Here is another pedantic Malanoski rant on the misuse of Japanese terminology. This one is really not your fault, if Nihon Go is not your or your instructor’s first language.
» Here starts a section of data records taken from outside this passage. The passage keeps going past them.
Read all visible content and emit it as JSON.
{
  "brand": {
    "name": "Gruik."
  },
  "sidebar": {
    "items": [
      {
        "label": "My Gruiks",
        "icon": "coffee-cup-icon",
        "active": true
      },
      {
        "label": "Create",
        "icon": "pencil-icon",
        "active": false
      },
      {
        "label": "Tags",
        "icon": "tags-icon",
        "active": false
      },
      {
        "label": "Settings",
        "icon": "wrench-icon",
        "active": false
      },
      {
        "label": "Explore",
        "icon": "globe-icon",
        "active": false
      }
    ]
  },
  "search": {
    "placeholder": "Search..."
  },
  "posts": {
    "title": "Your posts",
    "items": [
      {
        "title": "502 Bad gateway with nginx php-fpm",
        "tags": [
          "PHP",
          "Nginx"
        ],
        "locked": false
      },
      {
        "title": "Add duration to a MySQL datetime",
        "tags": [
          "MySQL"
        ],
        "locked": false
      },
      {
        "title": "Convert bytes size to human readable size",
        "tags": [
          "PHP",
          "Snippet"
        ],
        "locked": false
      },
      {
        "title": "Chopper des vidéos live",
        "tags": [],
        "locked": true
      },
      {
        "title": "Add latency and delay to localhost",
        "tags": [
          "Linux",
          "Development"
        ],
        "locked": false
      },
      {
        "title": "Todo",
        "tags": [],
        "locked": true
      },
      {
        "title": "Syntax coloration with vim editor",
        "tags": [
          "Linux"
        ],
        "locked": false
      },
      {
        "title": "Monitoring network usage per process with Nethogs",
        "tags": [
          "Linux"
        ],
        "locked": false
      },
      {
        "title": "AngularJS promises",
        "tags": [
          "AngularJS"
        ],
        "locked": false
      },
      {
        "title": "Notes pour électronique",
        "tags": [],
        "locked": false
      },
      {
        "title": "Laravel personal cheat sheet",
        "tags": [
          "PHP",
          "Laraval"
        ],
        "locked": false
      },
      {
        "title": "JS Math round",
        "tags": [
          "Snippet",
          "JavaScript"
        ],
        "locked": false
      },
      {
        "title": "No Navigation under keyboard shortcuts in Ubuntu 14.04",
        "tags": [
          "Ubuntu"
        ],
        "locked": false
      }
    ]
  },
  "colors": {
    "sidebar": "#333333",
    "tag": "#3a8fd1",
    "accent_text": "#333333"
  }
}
I blame the folks who write books dealing with the instruction of martial arts, and those who blindly use such books for the perpetuation of misinformation on the non suspecting student.
This micro treatise will deal with the Japanese word Uke.
In the striking arts uke is often incorrectly translated as block.
In the throwing / grappling arts, uke is often incorrectly translated as partner.
Then there is the compound word ukemi, which is most often incorrectly translated as break falls.
I have even been asked at a karate get together, by an instructor from another dojo, to get one of my ukes to make a run to the store for us……………….
The fact of the matter is that uke literally means to receive / accept.
Ukemi Waza = methods of acceptance.
When used in reference to a blocking technique, uke actually refers to a method of accepting an on coming strike or attack without being hit.
When used in reference to a person, uke actually refers to the person receiving a technique.
When used in reference to a break fall, ukemi actually refers to a method of receiving a throw or joint locking technique, allowing one to go with the flow of the technique while avoiding injury.
By observing the word uke in its proper context, we, in my opinion, can better understand the concepts of blocking and break falling.
For an interesting article, written by Dave Lowery, on the kanji for uke, go to: